Westpac Banking Corporation has an ongoing program of scenario-based training and exercising that occurs at various levels across the organisation, including the Executive Leadership Team. All scenarios follow a standard development process that involves collaboration and input from subject matter experts within the business.

The scenarios are focused on the threats and opportunities the business area is facing in relation to market, political and regional challenges. The development of the scenarios allows a diverse group of stakeholders to gain insight into the challenges and opportunities prior to a scenario planning exercise.

Westpac executives come together in a closed loop learning environment—that may include business partners—in a way that allows them to have engaging, open and robust discussions. Using a series of scenarios, they challenge preconceptions and uncover blind spots. The outcome of these activities is always a deeper understanding by the business of the challenges and opportunities they face from a broad group of stakeholders.

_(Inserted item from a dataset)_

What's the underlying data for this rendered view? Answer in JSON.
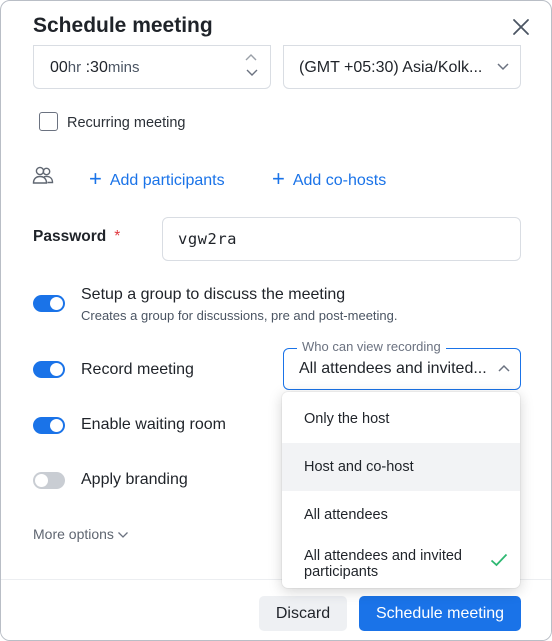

The tools provided to Westpac’s teams are used across the organisation intentionally at all levels. They aim to enhance critical thinking capabilities as an ongoing investment into building the organisation’s resilience.

Scenario Planning Accelerates Team Learning

One strategy to accelerate team learning is to increase the intensity of the scenario experience through a ‘breaking news’ media piece. The media story is constructed around a particular event or convergence of events at a time selected, into the future. This approach allows a large number of people to be briefed very quickly with a high degree of realism.

Focusing the team on a particular set of ‘extreme’ circumstances allows team members to consider impacts across all the key areas of the business in a structured and efficient way. This puts pressure on the teams to make decisions in a short timeframe by considering ‘most likely’ and ‘worst-case’ scenarios, as well as seeking the opportunities.

Scenario Planning Improves Financial Performance

Studies have shown scenario planning improves decision-making, can help diagnose strategic inertia and identify opportunities for innovation. In today’s fast-changing business environment, organisations need to make flexible mid-term plans and while also keeping an eye on future trends and the impact on their competitiveness.[5]

Leading organisations also use scenario-based planning and associated tools to help develop their leaders and to improve their overall level of business resilience.

Scenario planning is the process of managing the future. By simulating several informed, plausible and imagined alternative future environments, leaders can evaluate how their decisions may play out. This planning process has the potential to change current thinking, improve decision-making, enhance organisational learning and boost performance.[6]

To learn more about our Research in this area, visit: Using Scenario Planning to Build Capacity or join our upcoming Critical Thinking Lab.

References
[1] NetSuite. 2022. Scenario Planning: Strategy, Steps and Practical Examples | NetSuite. [ONLINE] Available at: https://www.netsuite.com/portal/business-benchmark-brainyard/industries/articles/cfo-central/scenario-planning.shtml. [Accessed 20 May 2022].
[2] Ibid, NetSuite. 2022.
[3] Sarpong, D., 2015. ”Scenario planning: ‘ways of knowing’, methodologies and shifting conceptual landscape.” International Journal of Foresight and Innovation Policy, Vol. 10, Nos. 2/3/4, pp 75-87.
[4] Ibid, Sarpong, D., 2015.
[5] Ibid, Sarpong, D., 2015.
[6] Ibid, Sarpong, D., 2015.

About Janellis

Janellis is a Management Consulting firm specialising in helping organisations execute their strategy and build resilience.  This is done through three key practice areas of Project Delivery, Capability Uplift and Organisational Resilience.

Janellis helps organisations build resilience and deliver complex programs by uplifting capabilities in areas such as team-based critical thinking.  Uplifting critical thinking skills relies on experiential and ‘learning by doing’ activities using scenarios.  In response to COVID, Janellis has combined online learning and experiential learning through our Digital War Rooms and Virtual Labs.  Our Master Facilitators enable experiential learning both in real-time and online using virtual tools where teams put into practice our tools and frameworks.